-------- Given information --------
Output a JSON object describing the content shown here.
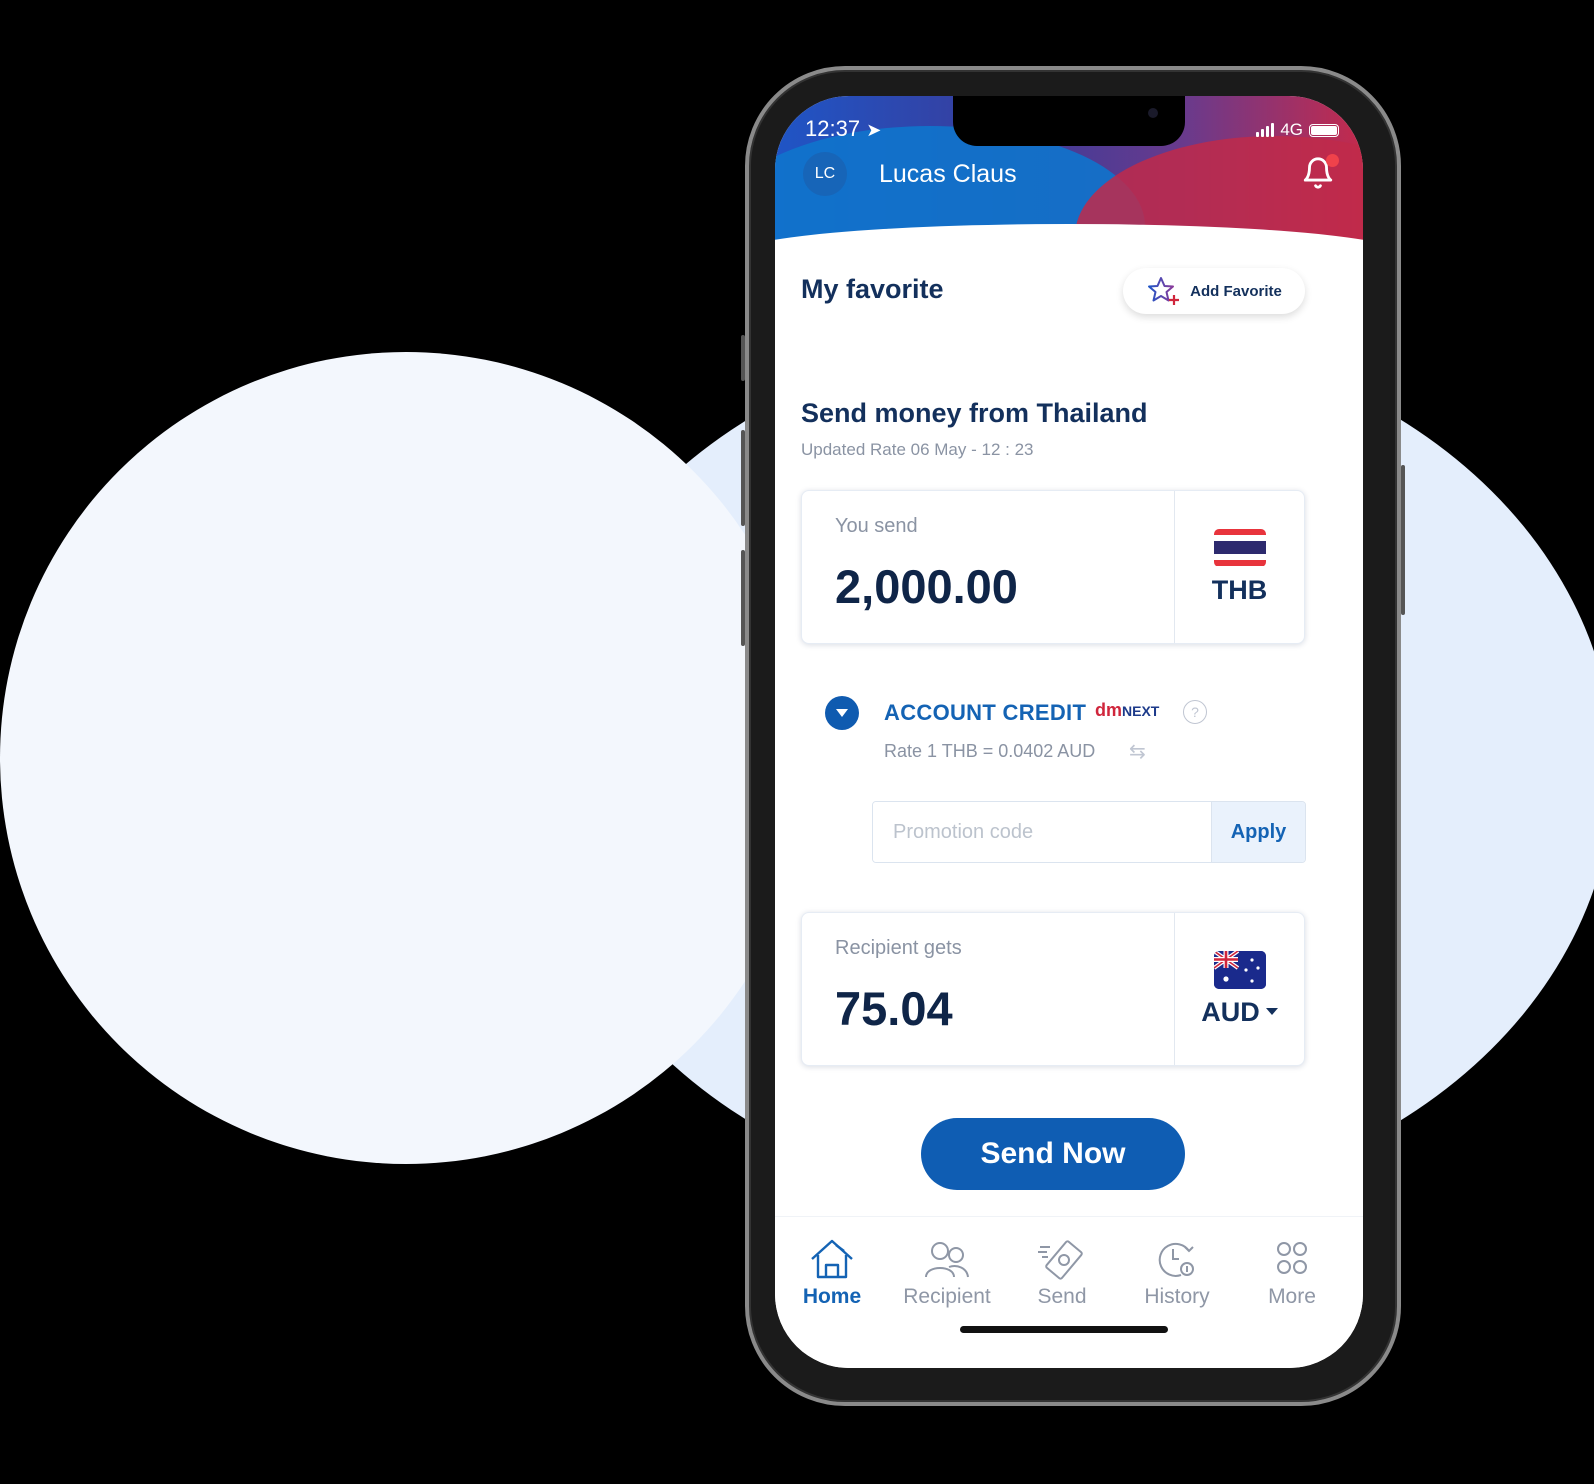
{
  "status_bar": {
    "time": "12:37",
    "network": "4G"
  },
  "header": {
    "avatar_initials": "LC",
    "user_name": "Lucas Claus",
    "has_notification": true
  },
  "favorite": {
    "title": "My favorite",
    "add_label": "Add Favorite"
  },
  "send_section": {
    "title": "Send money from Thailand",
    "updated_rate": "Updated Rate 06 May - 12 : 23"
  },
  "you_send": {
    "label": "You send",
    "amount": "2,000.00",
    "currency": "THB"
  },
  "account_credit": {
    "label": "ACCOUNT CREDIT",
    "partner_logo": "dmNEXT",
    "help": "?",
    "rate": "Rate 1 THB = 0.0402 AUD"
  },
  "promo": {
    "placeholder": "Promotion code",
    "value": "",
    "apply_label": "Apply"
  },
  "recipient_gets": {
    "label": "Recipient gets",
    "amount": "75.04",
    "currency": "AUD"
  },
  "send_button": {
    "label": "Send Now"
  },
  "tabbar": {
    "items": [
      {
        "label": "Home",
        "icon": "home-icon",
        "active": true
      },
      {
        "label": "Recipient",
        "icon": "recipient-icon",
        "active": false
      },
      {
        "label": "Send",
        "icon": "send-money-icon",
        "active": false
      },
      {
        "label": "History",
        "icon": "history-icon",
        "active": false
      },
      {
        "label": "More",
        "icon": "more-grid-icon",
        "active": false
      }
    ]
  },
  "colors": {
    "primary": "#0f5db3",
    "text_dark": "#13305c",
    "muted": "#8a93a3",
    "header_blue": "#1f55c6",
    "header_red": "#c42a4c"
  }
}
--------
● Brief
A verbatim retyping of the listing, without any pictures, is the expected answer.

● Finished exercise
Output a JSON object describing the content shown here.
{
  "status_bar": {
    "time": "12:37",
    "network": "4G"
  },
  "header": {
    "avatar_initials": "LC",
    "user_name": "Lucas Claus",
    "has_notification": true
  },
  "favorite": {
    "title": "My favorite",
    "add_label": "Add Favorite"
  },
  "send_section": {
    "title": "Send money from Thailand",
    "updated_rate": "Updated Rate 06 May - 12 : 23"
  },
  "you_send": {
    "label": "You send",
    "amount": "2,000.00",
    "currency": "THB"
  },
  "account_credit": {
    "label": "ACCOUNT CREDIT",
    "partner_logo": "dmNEXT",
    "help": "?",
    "rate": "Rate 1 THB = 0.0402 AUD"
  },
  "promo": {
    "placeholder": "Promotion code",
    "value": "",
    "apply_label": "Apply"
  },
  "recipient_gets": {
    "label": "Recipient gets",
    "amount": "75.04",
    "currency": "AUD"
  },
  "send_button": {
    "label": "Send Now"
  },
  "tabbar": {
    "items": [
      {
        "label": "Home",
        "icon": "home-icon",
        "active": true
      },
      {
        "label": "Recipient",
        "icon": "recipient-icon",
        "active": false
      },
      {
        "label": "Send",
        "icon": "send-money-icon",
        "active": false
      },
      {
        "label": "History",
        "icon": "history-icon",
        "active": false
      },
      {
        "label": "More",
        "icon": "more-grid-icon",
        "active": false
      }
    ]
  },
  "colors": {
    "primary": "#0f5db3",
    "text_dark": "#13305c",
    "muted": "#8a93a3",
    "header_blue": "#1f55c6",
    "header_red": "#c42a4c"
  }
}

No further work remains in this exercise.